Work to complete:
Search the records below for the word "активов", then return every line where it appears.

Records contained in a dataset
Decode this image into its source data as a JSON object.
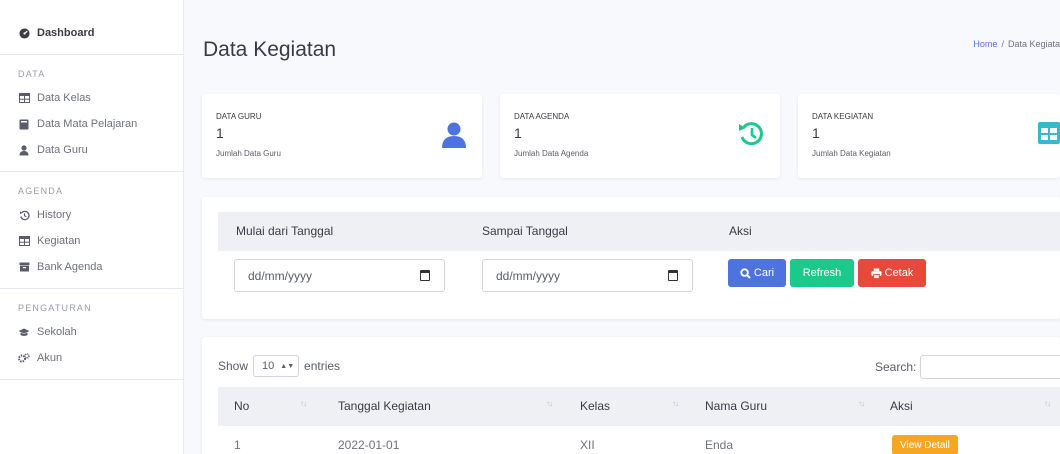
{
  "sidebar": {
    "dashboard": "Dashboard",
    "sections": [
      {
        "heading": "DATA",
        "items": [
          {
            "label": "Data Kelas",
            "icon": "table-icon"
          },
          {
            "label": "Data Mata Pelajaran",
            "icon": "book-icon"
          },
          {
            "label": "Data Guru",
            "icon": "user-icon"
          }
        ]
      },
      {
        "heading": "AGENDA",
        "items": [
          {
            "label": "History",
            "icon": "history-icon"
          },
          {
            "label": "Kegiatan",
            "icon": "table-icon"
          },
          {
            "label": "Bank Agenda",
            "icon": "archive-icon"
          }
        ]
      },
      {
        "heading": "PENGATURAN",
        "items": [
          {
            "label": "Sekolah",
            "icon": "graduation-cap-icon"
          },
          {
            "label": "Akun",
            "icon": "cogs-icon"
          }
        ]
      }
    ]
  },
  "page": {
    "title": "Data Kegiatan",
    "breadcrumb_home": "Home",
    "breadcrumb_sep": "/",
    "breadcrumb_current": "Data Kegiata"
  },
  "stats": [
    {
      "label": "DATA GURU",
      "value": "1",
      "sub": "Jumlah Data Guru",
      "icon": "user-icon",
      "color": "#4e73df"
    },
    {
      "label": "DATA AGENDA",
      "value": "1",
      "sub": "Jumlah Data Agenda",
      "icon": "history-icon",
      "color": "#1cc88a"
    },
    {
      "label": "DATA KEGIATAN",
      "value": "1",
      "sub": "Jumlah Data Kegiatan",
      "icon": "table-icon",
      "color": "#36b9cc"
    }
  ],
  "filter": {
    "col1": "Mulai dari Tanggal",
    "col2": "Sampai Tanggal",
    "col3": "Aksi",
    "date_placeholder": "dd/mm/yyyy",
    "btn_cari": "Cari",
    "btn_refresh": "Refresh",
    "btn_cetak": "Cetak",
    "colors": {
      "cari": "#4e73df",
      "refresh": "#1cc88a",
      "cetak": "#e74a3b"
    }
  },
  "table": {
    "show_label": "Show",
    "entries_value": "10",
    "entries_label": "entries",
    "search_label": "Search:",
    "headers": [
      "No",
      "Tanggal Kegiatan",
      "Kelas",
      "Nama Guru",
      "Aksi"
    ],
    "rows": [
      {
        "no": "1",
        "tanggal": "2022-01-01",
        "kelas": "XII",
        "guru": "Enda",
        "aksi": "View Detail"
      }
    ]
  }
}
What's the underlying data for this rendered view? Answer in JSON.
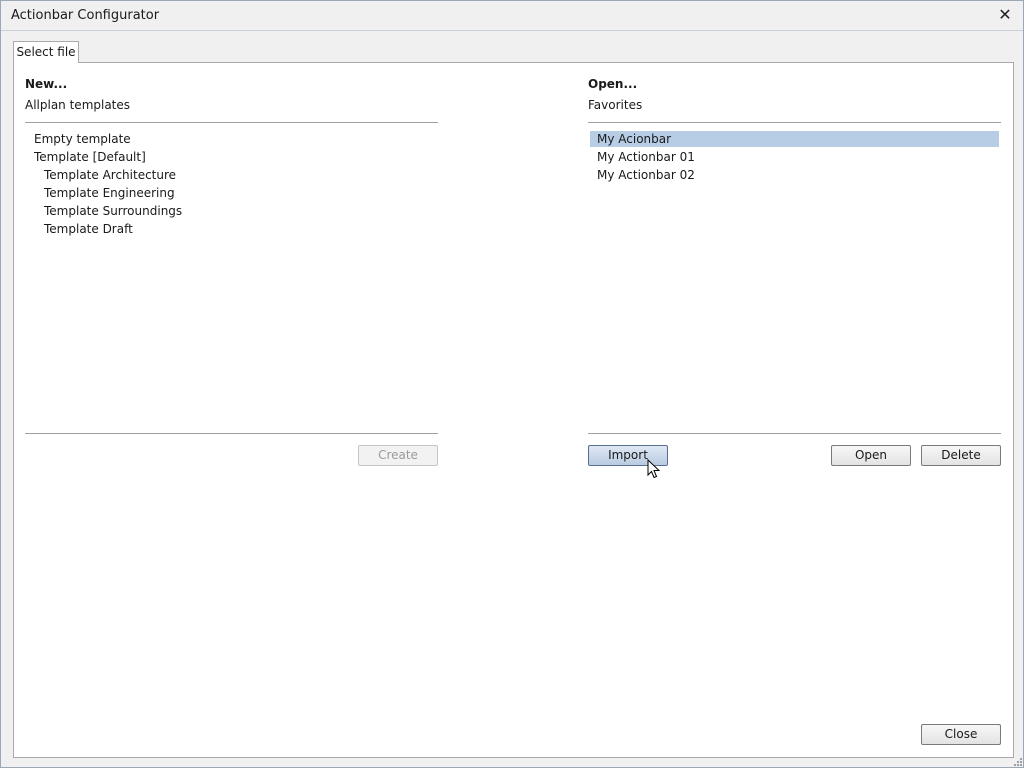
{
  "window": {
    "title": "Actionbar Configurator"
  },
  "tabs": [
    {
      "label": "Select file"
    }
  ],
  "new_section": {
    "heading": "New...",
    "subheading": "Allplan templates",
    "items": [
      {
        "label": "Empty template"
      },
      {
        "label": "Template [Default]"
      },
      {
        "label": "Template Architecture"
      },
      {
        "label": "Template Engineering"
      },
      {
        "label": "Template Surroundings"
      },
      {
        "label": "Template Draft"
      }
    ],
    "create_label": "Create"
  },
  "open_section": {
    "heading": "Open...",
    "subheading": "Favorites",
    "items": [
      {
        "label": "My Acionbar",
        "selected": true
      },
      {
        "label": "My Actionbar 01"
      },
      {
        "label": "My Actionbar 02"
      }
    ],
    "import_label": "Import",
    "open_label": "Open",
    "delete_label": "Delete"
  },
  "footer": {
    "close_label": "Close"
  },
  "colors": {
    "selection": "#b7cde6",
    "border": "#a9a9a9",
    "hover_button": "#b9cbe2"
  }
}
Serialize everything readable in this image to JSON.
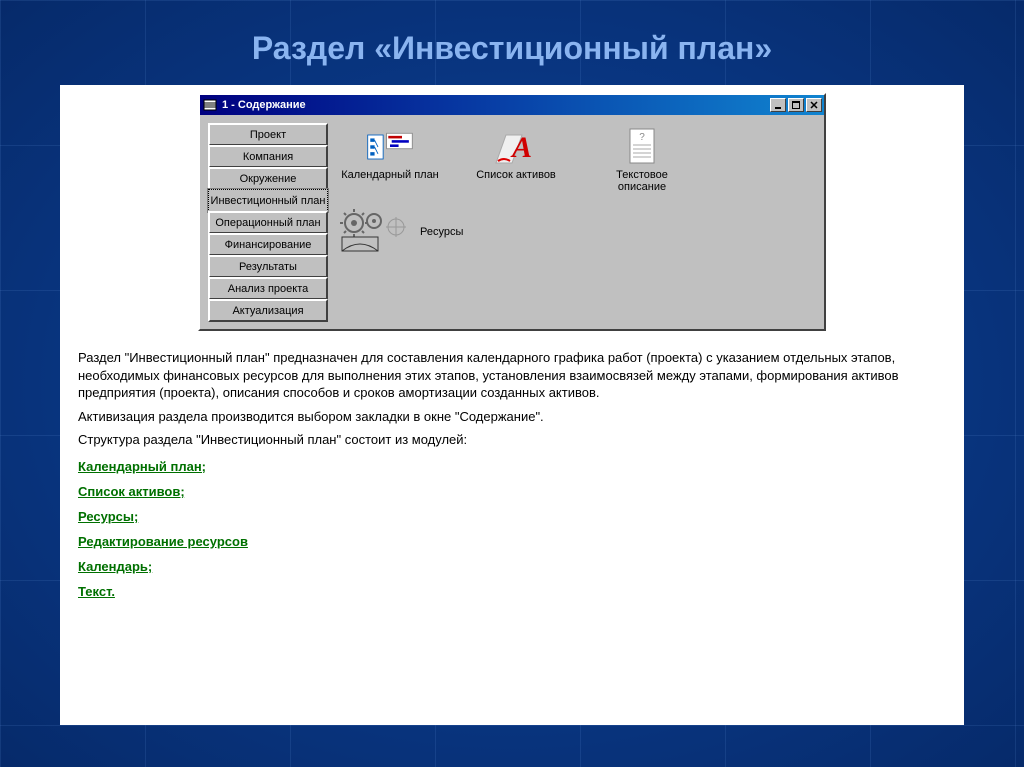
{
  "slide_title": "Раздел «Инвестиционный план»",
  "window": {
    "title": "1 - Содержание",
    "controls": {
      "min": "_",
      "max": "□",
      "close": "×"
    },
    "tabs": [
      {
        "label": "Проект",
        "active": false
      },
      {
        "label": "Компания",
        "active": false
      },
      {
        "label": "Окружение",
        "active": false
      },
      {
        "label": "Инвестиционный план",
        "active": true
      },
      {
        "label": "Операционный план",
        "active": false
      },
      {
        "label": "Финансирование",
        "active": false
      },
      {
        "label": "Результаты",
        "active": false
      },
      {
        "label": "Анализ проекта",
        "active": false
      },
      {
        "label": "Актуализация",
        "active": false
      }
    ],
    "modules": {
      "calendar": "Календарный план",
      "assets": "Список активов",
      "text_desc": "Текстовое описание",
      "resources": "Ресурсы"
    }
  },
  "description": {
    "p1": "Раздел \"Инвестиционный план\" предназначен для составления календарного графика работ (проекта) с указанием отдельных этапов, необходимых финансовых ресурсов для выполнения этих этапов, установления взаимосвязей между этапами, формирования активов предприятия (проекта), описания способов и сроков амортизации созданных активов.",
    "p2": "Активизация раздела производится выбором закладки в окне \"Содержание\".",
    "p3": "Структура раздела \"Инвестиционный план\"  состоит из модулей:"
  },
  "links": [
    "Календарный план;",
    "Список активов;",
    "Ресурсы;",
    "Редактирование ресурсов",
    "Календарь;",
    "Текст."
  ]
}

Result for this exercise:
      "assets": "Список активов",
    "p1": "Раздел \"Инвестиционный план\" предназначен для составления календарного графика работ (проекта) с указанием отдельных этапов, необходимых финансовых ресурсов для выполнения этих этапов, установления взаимосвязей между этапами, формирования активов предприятия (проекта), описания способов и сроков амортизации созданных активов.",
    "Список активов;",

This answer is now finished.